Black text next to a brown illustration of a squirrel holding a nut on an off white background with an outer brown edge
The expression “nuts to you” dates to the 1930s and was commonly used as a derisive retort or dismissal. Perhaps due to the anatomical connotation for the word “nuts,” the phrase was singled out by the Hays Office as being too profane for cinema after its inclusion in the 1940 film The Bank Dick. The Hays Office, or Production Code Administration, was a morality enforcement office created in 1934 through an agreement with major film studios, meant to regulate and censor content in films. This office predated the film rating system we know now and required studios to get their seal of approval on any film before the final cut made it to theaters. On this phrase, their order was brief: “Please eliminate the expression ‘nuts to you.’”
Goodman, W. (1988, Apr 03). No sex please -- we' re Hollywood. New York Times. https://www.proquest.com/historical-newspapers/no-sex-please-we-re-holly...

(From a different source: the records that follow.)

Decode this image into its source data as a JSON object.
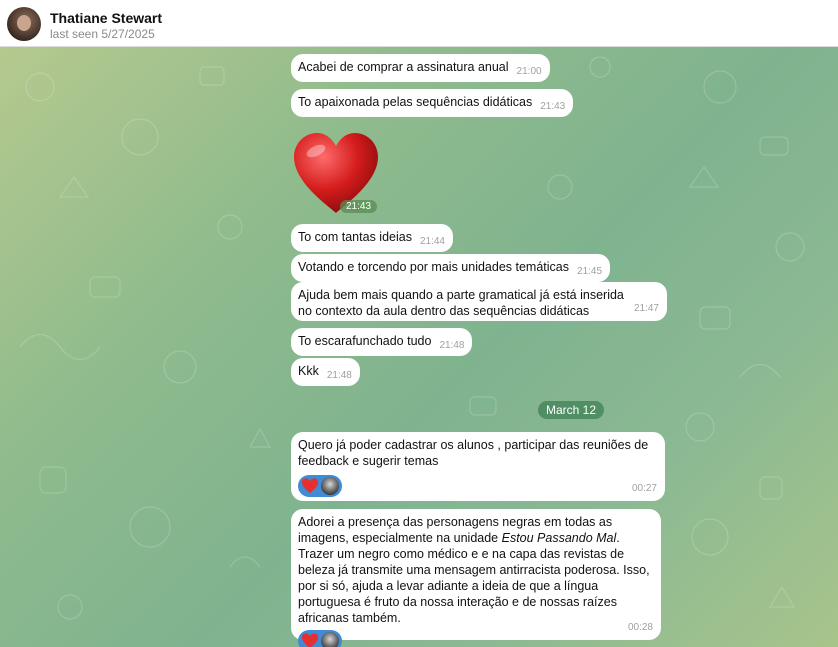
{
  "header": {
    "name": "Thatiane Stewart",
    "status": "last seen 5/27/2025"
  },
  "messages": [
    {
      "text": "Acabei de comprar a assinatura anual",
      "time": "21:00"
    },
    {
      "text": "To apaixonada pelas sequências didáticas",
      "time": "21:43"
    },
    {
      "text": "To com tantas ideias",
      "time": "21:44"
    },
    {
      "text": "Votando e torcendo por mais unidades temáticas",
      "time": "21:45"
    },
    {
      "text": "Ajuda bem mais quando a parte gramatical já está inserida no contexto da aula dentro das sequências didáticas",
      "time": "21:47"
    },
    {
      "text": "To escarafunchado tudo",
      "time": "21:48"
    },
    {
      "text": "Kkk",
      "time": "21:48"
    },
    {
      "text": "Quero já poder cadastrar os alunos , participar das reuniões de feedback e sugerir temas",
      "time": "00:27"
    },
    {
      "text_before": "Adorei a presença das personagens negras em todas as imagens, especialmente na unidade ",
      "text_italic": "Estou Passando Mal",
      "text_after": ". Trazer um negro como médico e e na capa das revistas de beleza já transmite uma mensagem antirracista poderosa. Isso, por si só, ajuda a levar adiante a ideia de que a língua portuguesa é fruto da nossa interação e de nossas raízes africanas também.",
      "time": "00:28"
    }
  ],
  "sticker": {
    "emoji": "heart",
    "time": "21:43"
  },
  "date_separator": "March 12",
  "colors": {
    "accent": "#3f8bd6",
    "bubble": "#ffffff",
    "date_pill": "#46875a"
  }
}
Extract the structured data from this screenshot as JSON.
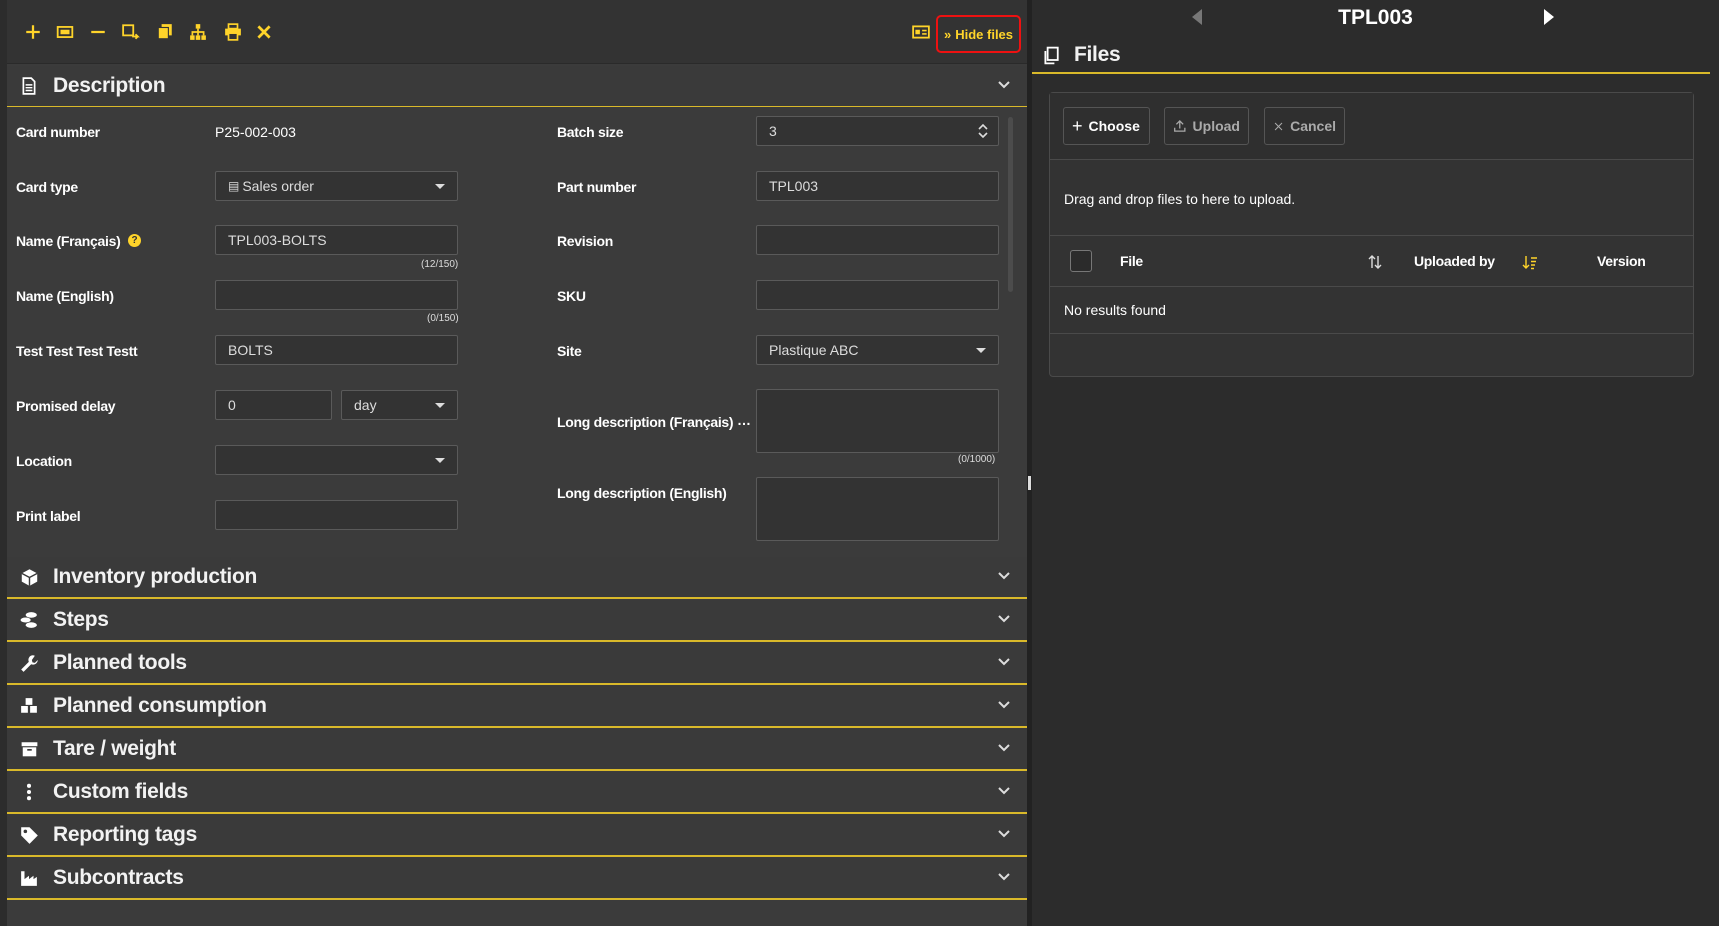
{
  "toolbar": {
    "buttons": [
      {
        "icon": "plus-icon"
      },
      {
        "icon": "card-icon"
      },
      {
        "icon": "minus-icon"
      },
      {
        "icon": "copy-move-icon"
      },
      {
        "icon": "duplicate-icon"
      },
      {
        "icon": "hierarchy-icon"
      },
      {
        "icon": "print-icon"
      },
      {
        "icon": "close-icon"
      }
    ],
    "hide_files_label": "Hide files"
  },
  "description": {
    "title": "Description",
    "left": {
      "card_number_label": "Card number",
      "card_number_value": "P25-002-003",
      "card_type_label": "Card type",
      "card_type_value": "Sales order",
      "name_fr_label": "Name (Français)",
      "name_fr_value": "TPL003-BOLTS",
      "name_fr_counter": "(12/150)",
      "name_en_label": "Name (English)",
      "name_en_value": "",
      "name_en_counter": "(0/150)",
      "test_label": "Test Test Test Testt",
      "test_value": "BOLTS",
      "promised_delay_label": "Promised delay",
      "promised_delay_value": "0",
      "promised_delay_unit": "day",
      "location_label": "Location",
      "location_value": "",
      "print_label_label": "Print label",
      "print_label_value": ""
    },
    "right": {
      "batch_size_label": "Batch size",
      "batch_size_value": "3",
      "part_number_label": "Part number",
      "part_number_value": "TPL003",
      "revision_label": "Revision",
      "sku_label": "SKU",
      "site_label": "Site",
      "site_value": "Plastique ABC",
      "long_desc_fr_label": "Long description (Français)",
      "long_desc_fr_counter": "(0/1000)",
      "long_desc_en_label": "Long description (English)"
    }
  },
  "sections": [
    {
      "title": "Inventory production",
      "icon": "box-icon"
    },
    {
      "title": "Steps",
      "icon": "steps-icon"
    },
    {
      "title": "Planned tools",
      "icon": "wrench-icon"
    },
    {
      "title": "Planned consumption",
      "icon": "cubes-icon"
    },
    {
      "title": "Tare / weight",
      "icon": "archive-icon"
    },
    {
      "title": "Custom fields",
      "icon": "vertical-dots-icon"
    },
    {
      "title": "Reporting tags",
      "icon": "tag-icon"
    },
    {
      "title": "Subcontracts",
      "icon": "industry-icon"
    }
  ],
  "right_panel": {
    "record_title": "TPL003",
    "files_title": "Files",
    "choose_label": "Choose",
    "upload_label": "Upload",
    "cancel_label": "Cancel",
    "drop_text": "Drag and drop files to here to upload.",
    "columns": [
      "File",
      "Uploaded by",
      "Version"
    ],
    "empty_text": "No results found"
  },
  "colors": {
    "accent": "#ffd42a",
    "panel_bg": "#3b3b3b",
    "right_bg": "#2c2c2c",
    "highlight_border": "#e11111"
  }
}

Nuts to you. (n.d.) McGraw-Hill's Dictionary of American Slang and Colloquial Expressions. https://idioms.thefreedictionary.com/nuts+to+you